WORK REQUEST: Please copy out every line in the records below that includes the word "Photoshop".

Element data from apps and pages:
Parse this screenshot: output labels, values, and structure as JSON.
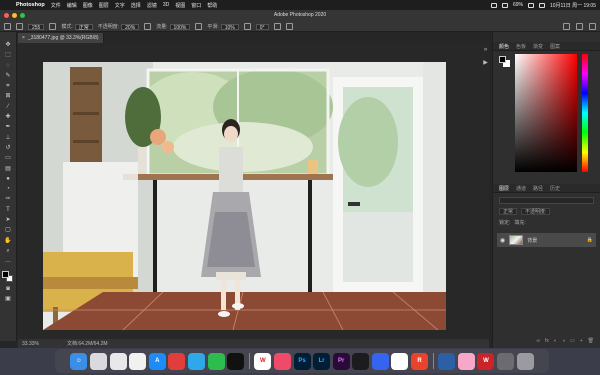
{
  "menubar": {
    "app_name": "Photoshop",
    "items": [
      "文件",
      "编辑",
      "图像",
      "图层",
      "文字",
      "选择",
      "滤镜",
      "3D",
      "视图",
      "窗口",
      "帮助"
    ],
    "battery": "69%",
    "clock": "10月11日 周一 19:05"
  },
  "window": {
    "title": "Adobe Photoshop 2020"
  },
  "options": {
    "brush_size": "255",
    "mode_label": "模式:",
    "mode_value": "正常",
    "opacity_label": "不透明度:",
    "opacity_value": "20%",
    "flow_label": "流量:",
    "flow_value": "100%",
    "smooth_label": "平滑:",
    "smooth_value": "10%",
    "angle_value": "0°"
  },
  "document": {
    "tab_label": "_3180477.jpg @ 33.3%(RGB/8)",
    "zoom": "33.33%",
    "doc_size": "文档:64.2M/64.2M"
  },
  "panels": {
    "color_tabs": [
      "颜色",
      "色板",
      "渐变",
      "图案"
    ],
    "layer_tabs": [
      "图层",
      "通道",
      "路径",
      "历史"
    ],
    "kind_label": "类型",
    "blend_mode": "正常",
    "opacity_label": "不透明度:",
    "lock_label": "锁定:",
    "fill_label": "填充:",
    "layer_name": "背景",
    "colors": {
      "fg": "#000000",
      "bg": "#ffffff",
      "hue": "#ff0000"
    }
  },
  "tools": [
    "move-icon",
    "marquee-icon",
    "lasso-icon",
    "quick-select-icon",
    "crop-icon",
    "frame-icon",
    "eyedropper-icon",
    "healing-icon",
    "brush-icon",
    "stamp-icon",
    "history-brush-icon",
    "eraser-icon",
    "gradient-icon",
    "blur-icon",
    "dodge-icon",
    "pen-icon",
    "type-icon",
    "path-select-icon",
    "rectangle-icon",
    "hand-icon",
    "zoom-icon"
  ],
  "dock": [
    "finder",
    "launchpad",
    "safari",
    "chrome",
    "appstore",
    "mail",
    "wechat",
    "qq",
    "music",
    "edit",
    "ps",
    "lr",
    "pr",
    "media",
    "baidu",
    "pdf",
    "gallery",
    "wps",
    "trash"
  ]
}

ANSWER:
    "app_name": "Photoshop",
    "title": "Adobe Photoshop 2020"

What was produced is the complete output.